UPDATE 2015: The consensus that emerged amongst a group of four players was to call these suits Coins, Whales, Reels and Fat Flowers.
- Coins: The description in German translates as “gold disc with red border“, and that they are coins is confirmed here (though the Indian name, Surkh, literally means red).
- Toys: [Consensus: Whales] This might be the trickiest suit to name. According to the German instructions, it is meant to be a stylised harp or lyre, but to me it looks more like a quarter chicken from your local chicken-and-chips shop, or perhaps a weird wooden duck with lots of very small legs. So we could refer to this suit as Ducks, Instruments or Toys, and I think Ducks is too undignified and Instruments is too long. But I’m open to persuasion.
- Reels: The Indian name for this circular symbol is Qimash, which means cloth in Arabic and seems to be the same word. I think it’s meant to represent a cloth rolled up into a cylinder. The proposed name Reels (as in cotton reels, etc) is concise, contains a nod to the textile industry, and unlike “cloth” is easy to associate with the symbol.
- Hibiscus: [Consensus: Fat Flowers] This is the second of the two flower suits. Whereas the symbol we discussed earlier has tall, parallel petals, this one has wide petals that meet in the middle. Species such as the Yellow Hibiscus are a pretty good match. (Note that for the numbered cards, the flowers are black in the centres instead of red, somewhat like this.)
If you have any opinions about suitable names for the suits (particularly the ambiguous ones), then please leave a comment. Many of my suggestions are tentative — especially Lilies and Toys — and I’d appreciate hearing other people’s thoughts.
From the moment I opened the box, I started experimenting with ways to shuffle the cards. This is not trivial, because there are almost twice as many cards as in a traditional European deck. Here’s a video showing the technique I came up with.
- At 0:02 I separate the deck into two piles.
- At 0:05 I take off half the cards from each pile, and at 0:07 I use them to make two new piles on either end. There are now four piles, which I will label A, B, C and D from my left to my right.
- At 0:10 I riffle-shuffle piles A and C together (originally the 1st and 4th quarter of the deck).
- At 0:17 I riffle-shuffle piles B and D together (originally the 2nd and 3rd quarter of the deck).
- At 0:24 I cut the pile I made in step three, and at 0:28 I cut the pile I made in step four, being sure to cut in different positions.

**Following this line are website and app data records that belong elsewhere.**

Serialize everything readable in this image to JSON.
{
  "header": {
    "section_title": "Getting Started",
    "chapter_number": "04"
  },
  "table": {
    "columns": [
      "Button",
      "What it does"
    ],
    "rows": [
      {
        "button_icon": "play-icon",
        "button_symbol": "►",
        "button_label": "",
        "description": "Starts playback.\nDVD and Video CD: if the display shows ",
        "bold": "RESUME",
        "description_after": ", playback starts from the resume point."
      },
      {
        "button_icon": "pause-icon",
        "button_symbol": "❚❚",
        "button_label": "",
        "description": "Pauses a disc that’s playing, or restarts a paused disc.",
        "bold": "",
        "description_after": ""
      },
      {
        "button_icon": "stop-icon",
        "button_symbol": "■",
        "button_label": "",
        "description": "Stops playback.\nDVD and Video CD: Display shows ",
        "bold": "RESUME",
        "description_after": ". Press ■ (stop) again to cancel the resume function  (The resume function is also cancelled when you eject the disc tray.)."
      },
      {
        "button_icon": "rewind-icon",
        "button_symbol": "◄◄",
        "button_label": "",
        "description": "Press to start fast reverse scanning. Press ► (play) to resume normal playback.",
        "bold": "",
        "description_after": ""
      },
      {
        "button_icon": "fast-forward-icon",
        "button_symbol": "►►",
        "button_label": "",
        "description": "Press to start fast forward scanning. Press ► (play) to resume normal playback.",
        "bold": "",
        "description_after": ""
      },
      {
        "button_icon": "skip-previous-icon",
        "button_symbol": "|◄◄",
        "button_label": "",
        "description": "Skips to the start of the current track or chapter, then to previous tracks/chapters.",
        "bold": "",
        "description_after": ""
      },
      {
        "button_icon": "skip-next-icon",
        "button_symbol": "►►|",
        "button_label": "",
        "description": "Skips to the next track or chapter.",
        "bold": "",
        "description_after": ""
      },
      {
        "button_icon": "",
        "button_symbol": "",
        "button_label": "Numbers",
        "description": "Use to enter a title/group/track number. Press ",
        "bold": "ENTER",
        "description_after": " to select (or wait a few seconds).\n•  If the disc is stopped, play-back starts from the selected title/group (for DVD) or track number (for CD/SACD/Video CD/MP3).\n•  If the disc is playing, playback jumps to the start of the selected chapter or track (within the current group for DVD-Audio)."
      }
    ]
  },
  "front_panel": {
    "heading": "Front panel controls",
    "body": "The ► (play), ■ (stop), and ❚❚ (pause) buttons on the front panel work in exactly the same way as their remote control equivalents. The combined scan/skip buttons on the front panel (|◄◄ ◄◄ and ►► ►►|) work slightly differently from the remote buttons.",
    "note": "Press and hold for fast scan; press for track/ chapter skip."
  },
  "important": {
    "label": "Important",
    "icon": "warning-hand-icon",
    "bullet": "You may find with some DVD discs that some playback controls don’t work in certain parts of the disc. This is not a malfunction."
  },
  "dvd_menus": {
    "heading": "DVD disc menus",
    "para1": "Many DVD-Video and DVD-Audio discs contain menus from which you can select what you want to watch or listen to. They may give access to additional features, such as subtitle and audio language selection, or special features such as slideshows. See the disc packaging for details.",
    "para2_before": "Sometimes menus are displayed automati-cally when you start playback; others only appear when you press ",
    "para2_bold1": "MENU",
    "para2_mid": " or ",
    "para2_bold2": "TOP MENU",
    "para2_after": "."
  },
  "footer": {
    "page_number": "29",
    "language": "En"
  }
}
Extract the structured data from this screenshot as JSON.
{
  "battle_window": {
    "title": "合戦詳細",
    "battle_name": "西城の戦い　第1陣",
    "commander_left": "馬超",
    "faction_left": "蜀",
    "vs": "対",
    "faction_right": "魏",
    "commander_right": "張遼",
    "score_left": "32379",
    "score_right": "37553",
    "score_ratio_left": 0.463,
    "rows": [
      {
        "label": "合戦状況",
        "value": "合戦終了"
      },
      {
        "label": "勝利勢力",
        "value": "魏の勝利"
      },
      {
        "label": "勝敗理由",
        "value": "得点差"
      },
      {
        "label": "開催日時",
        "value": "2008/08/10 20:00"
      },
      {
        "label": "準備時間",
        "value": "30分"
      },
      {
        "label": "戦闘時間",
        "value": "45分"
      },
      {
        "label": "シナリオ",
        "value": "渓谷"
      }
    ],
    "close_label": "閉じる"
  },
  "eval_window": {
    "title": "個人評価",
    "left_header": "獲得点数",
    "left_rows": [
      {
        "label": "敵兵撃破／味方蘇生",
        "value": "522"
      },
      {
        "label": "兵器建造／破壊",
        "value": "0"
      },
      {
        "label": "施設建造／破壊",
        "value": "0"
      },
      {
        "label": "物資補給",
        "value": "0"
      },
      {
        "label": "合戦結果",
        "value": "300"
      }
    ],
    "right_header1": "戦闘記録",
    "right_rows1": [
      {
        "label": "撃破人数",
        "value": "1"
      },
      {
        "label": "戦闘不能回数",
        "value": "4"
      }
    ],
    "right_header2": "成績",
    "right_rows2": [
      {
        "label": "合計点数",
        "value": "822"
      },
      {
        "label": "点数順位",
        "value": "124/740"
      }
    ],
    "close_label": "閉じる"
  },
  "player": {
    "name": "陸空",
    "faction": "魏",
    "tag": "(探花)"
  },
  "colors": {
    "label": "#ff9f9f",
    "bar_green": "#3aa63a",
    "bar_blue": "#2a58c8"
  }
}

This step is optional, and can be omitted if in a hurry, but it helps to mix the cards more effectively than shuffling alone.
- Beginning at 0:31 I repeat steps 2, 3 and 4.
- Not shown in the video, but if I wished to be thorough I would repeat steps 5, 2, 3 and 4 at least twice more. (Note that with an even number of shuffles, every portion of the deck is mixed evenly with every other.)
- Also not shown in the video, the final step is to bring the two piles together into one. The simplest way is to stack them on top of each other.
That’s all for now. As I mentioned before, I’ve invented my own game using the cards, which I’ll write about some other time. Stay tuned.